to utter the cry of a hen brooding or calling her chicks.
to make a similar sound; express concern, approval, etc., by such a sound.

verb (used with object)

to call or utter by clucking.


the sound uttered by a hen when brooding, or in calling her chicks.
any clucking sound.

Origin of cluck

1475–85; variant of clock1 (now dial. and Scot), Middle English clokken, Old English cloccian to cluck; cognate with Dutch klokken



noun Slang.

a dull-witted, stupid person; blockhead; dolt.

Origin of cluck

1900–05, Americanism; special use of cluck1 Unabridged Based on the Random House Unabridged Dictionary, © Random House, Inc. 2019

Examples from the Web for cluck

Contemporary Examples of cluck

Historical Examples of cluck

  • Whenever they get hungry, the mamma hen will come to the door of the house and cluck.

  • While feeding it utters a low-sounding cluck, cluck, at short intervals.

    The Western World

    W.H.G. Kingston

  • I know all the birds say when they twitter and chirp, caw and coo, gobble and cluck.

    Europa's Fairy Book

    Joseph Jacobs

  • She can cluck, cluck them close up to her, and often she catches them.


    Mary Louisa Stewart Molesworth

  • There they sit for a short time, when their leader gives a loud “cluck.”

    With Axe and Rifle

    W.H.G. Kingston

British Dictionary definitions for cluck



the low clicking sound made by a hen or any similar sound


(intr) (of a hen) to make a clicking sound
(tr) to call or express (a feeling) by making a similar sound

Word Origin for cluck

C17: of imitative origin
Collins English Dictionary - Complete & Unabridged 2012 Digital Edition © William Collins Sons & Co. Ltd. 1979, 1986 © HarperCollins Publishers 1998, 2000, 2003, 2005, 2006, 2007, 2009, 2012

Word Origin and History for cluck

Old English cloccian originally echoic.
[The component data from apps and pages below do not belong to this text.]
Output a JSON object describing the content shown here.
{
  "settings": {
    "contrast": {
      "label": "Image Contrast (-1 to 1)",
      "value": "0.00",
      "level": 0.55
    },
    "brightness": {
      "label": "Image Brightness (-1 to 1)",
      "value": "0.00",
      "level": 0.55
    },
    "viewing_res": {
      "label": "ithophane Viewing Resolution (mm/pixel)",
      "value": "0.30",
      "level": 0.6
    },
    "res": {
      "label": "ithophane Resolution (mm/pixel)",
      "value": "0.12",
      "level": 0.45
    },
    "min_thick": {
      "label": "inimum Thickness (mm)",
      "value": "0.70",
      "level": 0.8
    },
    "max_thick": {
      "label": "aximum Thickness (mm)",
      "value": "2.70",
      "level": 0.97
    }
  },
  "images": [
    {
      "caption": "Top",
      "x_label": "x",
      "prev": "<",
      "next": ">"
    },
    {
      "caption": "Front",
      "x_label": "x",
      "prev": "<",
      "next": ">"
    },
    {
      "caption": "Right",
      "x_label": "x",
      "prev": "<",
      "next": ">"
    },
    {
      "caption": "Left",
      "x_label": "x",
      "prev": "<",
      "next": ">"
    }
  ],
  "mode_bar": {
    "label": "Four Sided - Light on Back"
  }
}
Cf. Turkish culuk, one of the words for "turkey;" Greek klozein, Latin glocire, German glucken. Related: Clucked; clucking.


1703, "sound made by a hen," from cluck (v.). Slang meaning "stupid person" (turkeys are famously foolish) is from 1927.

Online Etymology Dictionary, © 2010 Douglas Harper